If a line in the material below holds the string "JSON", tally it, then give the tally alone.

**Excerpted records:**
◇ ◇ ◇ ◇ ◇

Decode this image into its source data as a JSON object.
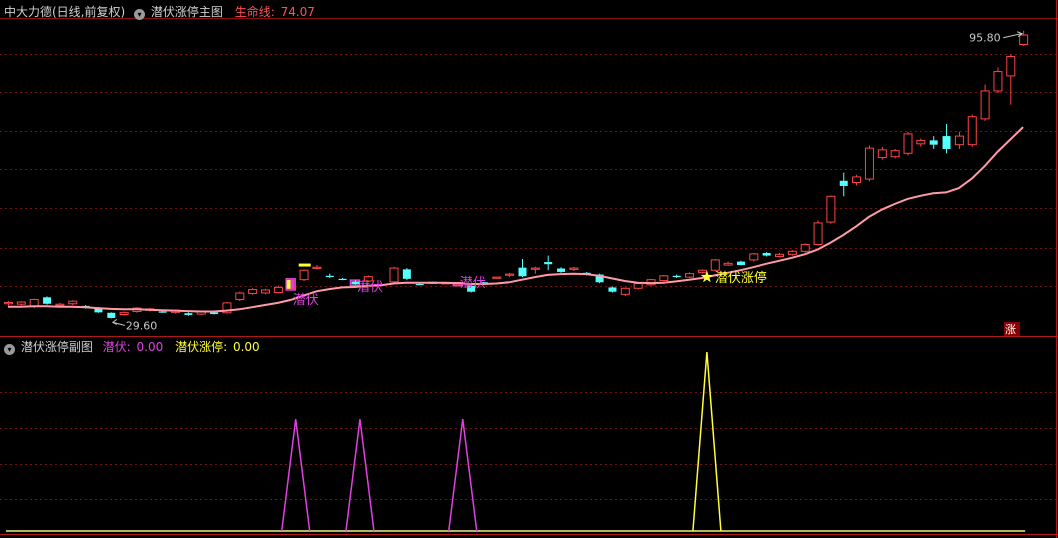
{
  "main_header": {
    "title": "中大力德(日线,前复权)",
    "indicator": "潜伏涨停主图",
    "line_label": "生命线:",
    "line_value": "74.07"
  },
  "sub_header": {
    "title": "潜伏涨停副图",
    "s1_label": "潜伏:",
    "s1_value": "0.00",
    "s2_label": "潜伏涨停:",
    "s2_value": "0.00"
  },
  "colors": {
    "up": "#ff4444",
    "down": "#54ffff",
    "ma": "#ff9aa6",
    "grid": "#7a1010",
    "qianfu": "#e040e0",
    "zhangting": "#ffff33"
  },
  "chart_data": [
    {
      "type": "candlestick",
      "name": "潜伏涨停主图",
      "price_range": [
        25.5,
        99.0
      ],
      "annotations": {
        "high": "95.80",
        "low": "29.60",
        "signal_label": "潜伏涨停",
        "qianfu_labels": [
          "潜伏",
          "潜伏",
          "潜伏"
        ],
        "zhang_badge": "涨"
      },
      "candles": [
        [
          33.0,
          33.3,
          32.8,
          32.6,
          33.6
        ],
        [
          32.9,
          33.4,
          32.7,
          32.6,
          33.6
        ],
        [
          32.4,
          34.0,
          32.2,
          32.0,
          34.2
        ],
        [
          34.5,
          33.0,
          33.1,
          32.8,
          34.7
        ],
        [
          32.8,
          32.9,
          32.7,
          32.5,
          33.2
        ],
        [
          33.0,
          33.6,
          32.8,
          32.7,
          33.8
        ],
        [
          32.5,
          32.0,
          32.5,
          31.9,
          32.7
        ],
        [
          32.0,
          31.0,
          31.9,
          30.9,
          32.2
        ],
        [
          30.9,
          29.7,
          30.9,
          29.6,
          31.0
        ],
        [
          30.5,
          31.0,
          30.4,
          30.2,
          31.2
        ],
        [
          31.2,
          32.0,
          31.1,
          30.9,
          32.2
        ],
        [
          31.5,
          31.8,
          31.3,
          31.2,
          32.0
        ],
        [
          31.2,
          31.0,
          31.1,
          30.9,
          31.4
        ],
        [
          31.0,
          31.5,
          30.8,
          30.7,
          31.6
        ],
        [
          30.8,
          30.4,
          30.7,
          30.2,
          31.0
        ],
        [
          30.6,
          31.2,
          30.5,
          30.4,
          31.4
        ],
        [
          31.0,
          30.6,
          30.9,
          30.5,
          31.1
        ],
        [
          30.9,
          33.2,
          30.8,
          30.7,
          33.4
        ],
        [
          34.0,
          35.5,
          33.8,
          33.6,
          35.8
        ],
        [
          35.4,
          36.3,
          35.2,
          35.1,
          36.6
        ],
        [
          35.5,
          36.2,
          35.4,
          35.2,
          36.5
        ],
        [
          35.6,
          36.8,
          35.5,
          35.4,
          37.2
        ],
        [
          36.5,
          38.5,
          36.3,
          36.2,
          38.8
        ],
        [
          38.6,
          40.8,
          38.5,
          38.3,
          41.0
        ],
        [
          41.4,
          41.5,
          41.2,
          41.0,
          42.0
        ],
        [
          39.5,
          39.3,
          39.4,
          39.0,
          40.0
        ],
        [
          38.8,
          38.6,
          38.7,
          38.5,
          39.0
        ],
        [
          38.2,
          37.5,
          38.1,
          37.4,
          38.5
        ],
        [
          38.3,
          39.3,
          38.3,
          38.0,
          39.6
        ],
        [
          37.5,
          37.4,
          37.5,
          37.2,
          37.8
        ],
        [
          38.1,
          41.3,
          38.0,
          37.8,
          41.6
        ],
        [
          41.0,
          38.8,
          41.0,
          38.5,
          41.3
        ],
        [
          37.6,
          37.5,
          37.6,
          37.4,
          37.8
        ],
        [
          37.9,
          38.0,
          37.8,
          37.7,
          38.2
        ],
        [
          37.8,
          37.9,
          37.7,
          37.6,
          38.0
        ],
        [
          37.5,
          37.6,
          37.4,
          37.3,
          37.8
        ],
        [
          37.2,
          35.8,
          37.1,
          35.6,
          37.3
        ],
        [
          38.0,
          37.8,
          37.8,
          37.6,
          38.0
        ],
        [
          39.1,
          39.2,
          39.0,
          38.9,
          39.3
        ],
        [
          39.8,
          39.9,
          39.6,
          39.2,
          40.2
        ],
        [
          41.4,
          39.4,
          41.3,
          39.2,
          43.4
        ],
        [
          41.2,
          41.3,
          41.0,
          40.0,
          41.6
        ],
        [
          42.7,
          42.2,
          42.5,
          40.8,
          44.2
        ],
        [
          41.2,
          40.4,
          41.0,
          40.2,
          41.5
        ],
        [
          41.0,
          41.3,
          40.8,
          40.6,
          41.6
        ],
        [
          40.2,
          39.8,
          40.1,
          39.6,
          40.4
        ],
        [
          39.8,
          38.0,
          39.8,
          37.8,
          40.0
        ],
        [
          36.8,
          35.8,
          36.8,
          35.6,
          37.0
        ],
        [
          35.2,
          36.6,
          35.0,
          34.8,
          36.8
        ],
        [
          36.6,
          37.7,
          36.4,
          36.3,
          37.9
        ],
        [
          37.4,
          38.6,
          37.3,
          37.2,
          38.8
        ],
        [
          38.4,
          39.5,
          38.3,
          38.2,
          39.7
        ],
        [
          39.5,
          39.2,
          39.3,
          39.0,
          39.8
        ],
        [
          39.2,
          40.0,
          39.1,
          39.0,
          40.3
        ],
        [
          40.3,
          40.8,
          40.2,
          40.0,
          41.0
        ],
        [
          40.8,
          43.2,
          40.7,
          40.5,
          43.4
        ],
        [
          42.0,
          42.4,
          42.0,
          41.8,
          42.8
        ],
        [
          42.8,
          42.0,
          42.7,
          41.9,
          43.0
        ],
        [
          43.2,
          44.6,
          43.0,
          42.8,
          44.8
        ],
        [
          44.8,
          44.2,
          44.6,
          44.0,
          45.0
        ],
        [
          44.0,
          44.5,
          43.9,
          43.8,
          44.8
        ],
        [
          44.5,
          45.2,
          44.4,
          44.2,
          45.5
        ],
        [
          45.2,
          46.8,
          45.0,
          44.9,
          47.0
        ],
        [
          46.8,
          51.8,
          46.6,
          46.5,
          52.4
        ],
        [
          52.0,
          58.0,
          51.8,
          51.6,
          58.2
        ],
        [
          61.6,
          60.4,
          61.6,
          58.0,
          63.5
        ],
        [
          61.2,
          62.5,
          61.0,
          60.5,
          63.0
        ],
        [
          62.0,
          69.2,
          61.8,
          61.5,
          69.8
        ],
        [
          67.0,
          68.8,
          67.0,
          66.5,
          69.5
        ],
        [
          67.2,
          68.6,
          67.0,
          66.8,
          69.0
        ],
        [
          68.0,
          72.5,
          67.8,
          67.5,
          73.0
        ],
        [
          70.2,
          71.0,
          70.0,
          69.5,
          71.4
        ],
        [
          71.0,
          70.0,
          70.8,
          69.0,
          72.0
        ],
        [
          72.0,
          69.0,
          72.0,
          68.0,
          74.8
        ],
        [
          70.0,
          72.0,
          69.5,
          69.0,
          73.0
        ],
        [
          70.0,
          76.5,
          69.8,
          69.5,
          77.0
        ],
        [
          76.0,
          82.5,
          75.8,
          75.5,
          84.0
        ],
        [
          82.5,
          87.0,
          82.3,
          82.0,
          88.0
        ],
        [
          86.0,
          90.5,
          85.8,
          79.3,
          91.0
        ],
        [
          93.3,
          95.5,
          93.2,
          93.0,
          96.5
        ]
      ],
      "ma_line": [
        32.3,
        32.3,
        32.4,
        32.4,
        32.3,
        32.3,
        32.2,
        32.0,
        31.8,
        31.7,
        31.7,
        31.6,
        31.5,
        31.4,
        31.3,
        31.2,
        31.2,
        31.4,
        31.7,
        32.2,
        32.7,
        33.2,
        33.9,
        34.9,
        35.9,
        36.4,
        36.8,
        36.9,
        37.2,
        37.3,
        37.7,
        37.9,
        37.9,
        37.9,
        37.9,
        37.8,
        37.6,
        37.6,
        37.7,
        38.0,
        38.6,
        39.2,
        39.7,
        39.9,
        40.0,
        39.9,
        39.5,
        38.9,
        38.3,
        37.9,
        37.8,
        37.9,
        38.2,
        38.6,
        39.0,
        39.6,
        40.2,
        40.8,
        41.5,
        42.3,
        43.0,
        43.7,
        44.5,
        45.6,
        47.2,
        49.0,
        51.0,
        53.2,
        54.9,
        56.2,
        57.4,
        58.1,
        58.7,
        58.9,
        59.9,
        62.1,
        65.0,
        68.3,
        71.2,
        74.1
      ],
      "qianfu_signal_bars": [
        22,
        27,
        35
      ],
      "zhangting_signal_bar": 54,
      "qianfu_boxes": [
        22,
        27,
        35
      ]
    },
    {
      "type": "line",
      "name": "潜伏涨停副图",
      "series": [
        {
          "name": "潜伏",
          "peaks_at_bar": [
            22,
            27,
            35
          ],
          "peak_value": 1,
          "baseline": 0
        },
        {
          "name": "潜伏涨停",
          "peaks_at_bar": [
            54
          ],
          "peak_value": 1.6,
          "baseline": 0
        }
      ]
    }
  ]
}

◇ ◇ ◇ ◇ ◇

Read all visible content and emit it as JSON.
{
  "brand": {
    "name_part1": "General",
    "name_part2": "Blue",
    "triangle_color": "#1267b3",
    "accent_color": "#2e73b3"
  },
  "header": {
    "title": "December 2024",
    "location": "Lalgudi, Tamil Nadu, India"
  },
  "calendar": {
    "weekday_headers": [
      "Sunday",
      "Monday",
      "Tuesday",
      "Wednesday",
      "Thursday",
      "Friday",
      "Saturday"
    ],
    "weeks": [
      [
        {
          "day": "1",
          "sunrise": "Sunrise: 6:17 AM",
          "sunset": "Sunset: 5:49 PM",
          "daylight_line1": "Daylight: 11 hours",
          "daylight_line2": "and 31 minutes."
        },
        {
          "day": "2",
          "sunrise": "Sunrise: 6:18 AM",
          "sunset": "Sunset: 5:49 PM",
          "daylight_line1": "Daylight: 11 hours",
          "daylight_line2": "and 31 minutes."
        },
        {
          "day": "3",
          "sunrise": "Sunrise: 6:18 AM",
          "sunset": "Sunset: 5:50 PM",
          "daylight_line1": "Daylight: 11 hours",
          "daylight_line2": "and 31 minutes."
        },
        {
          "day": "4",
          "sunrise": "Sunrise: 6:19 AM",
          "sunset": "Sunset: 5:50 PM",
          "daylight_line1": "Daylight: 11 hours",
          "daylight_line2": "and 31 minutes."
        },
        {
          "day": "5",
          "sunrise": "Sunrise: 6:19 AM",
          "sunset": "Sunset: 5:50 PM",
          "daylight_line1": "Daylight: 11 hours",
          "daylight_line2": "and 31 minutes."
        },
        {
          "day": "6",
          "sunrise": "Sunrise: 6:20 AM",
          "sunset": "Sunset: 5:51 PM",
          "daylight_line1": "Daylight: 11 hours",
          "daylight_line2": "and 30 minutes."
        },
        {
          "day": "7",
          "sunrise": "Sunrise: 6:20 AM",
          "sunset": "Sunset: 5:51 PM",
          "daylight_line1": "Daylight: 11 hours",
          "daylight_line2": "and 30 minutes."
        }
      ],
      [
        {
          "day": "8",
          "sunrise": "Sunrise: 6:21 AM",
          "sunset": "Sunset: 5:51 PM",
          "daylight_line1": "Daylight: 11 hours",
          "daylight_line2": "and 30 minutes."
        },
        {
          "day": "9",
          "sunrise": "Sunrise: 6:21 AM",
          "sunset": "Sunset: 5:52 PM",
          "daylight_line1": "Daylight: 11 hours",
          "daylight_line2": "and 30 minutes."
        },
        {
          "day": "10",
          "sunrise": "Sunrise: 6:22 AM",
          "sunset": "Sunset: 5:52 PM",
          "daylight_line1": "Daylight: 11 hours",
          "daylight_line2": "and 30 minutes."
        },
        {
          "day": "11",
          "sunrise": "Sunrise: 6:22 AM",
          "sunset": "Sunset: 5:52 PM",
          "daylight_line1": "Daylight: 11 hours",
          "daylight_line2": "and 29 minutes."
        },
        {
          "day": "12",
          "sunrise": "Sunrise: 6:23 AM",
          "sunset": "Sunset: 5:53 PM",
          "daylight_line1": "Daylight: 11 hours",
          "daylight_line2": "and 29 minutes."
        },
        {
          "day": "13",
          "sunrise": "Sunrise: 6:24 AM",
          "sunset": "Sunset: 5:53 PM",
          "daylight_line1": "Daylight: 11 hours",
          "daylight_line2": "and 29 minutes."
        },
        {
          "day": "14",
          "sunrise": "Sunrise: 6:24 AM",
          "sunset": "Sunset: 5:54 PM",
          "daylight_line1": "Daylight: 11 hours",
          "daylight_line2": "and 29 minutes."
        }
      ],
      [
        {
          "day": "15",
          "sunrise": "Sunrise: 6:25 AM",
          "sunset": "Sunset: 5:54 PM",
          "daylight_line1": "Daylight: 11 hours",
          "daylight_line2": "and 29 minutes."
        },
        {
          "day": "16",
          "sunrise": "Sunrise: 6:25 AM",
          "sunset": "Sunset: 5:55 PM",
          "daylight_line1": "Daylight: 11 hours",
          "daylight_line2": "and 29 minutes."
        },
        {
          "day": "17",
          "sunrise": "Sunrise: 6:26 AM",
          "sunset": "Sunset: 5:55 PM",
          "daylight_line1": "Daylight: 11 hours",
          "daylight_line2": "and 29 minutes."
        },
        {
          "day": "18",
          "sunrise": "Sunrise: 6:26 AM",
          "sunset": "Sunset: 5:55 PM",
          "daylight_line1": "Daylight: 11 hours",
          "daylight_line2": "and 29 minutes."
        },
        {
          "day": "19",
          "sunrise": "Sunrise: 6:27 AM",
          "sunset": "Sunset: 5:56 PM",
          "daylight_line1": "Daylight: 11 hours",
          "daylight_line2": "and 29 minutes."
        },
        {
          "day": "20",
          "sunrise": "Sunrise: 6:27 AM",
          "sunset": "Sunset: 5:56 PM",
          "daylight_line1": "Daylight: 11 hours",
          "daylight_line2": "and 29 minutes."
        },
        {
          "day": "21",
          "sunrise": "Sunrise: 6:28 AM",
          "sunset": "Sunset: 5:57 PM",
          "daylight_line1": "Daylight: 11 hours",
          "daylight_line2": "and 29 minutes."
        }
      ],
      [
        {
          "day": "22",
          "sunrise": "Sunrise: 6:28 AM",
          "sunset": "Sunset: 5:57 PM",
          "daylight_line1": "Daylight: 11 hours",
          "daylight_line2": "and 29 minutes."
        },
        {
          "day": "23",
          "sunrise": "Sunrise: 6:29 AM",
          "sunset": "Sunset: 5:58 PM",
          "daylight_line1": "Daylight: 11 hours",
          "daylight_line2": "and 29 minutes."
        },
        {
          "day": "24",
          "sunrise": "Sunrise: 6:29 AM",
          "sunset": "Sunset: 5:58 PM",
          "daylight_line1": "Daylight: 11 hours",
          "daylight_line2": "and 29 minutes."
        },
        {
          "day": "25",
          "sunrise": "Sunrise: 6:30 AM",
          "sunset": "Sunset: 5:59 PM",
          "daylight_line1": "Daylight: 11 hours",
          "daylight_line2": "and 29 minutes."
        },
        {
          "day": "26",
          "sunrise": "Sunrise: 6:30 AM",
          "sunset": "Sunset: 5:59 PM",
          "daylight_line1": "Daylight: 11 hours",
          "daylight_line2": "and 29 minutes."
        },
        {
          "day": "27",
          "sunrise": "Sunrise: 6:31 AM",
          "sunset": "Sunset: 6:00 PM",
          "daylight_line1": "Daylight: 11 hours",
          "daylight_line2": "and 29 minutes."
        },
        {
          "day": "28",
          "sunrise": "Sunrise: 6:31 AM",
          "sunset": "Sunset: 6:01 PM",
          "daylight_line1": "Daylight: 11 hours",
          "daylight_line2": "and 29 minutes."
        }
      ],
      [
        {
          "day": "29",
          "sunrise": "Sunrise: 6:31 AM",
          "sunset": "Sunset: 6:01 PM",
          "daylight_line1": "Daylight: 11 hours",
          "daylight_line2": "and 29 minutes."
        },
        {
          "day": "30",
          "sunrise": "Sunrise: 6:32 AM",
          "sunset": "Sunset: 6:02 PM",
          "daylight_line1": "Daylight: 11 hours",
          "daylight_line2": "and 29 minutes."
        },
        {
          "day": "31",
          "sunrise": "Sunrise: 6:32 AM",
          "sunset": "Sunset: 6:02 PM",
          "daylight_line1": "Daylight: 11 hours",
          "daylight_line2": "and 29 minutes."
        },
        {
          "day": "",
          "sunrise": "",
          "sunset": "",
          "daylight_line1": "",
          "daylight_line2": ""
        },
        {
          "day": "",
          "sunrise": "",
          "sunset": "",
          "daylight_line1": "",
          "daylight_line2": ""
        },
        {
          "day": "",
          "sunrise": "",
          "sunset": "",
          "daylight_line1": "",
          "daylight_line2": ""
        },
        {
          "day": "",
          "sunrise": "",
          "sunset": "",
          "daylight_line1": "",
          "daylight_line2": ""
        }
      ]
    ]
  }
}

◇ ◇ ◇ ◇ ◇

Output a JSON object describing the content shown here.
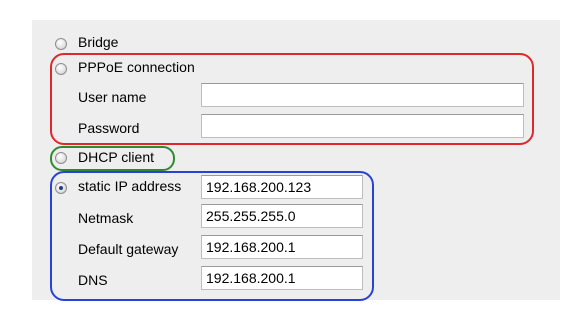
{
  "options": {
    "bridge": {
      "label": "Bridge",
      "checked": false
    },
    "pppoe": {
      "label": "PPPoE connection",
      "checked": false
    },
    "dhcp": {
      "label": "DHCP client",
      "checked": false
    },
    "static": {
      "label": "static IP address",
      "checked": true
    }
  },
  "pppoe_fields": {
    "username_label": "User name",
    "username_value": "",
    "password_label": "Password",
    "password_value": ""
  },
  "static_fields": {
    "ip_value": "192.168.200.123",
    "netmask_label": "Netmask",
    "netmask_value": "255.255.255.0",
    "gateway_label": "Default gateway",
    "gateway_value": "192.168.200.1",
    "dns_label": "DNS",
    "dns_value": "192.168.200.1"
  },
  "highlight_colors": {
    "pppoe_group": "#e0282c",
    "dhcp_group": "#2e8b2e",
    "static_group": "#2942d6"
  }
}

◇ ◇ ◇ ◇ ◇

**Result of this task:** 3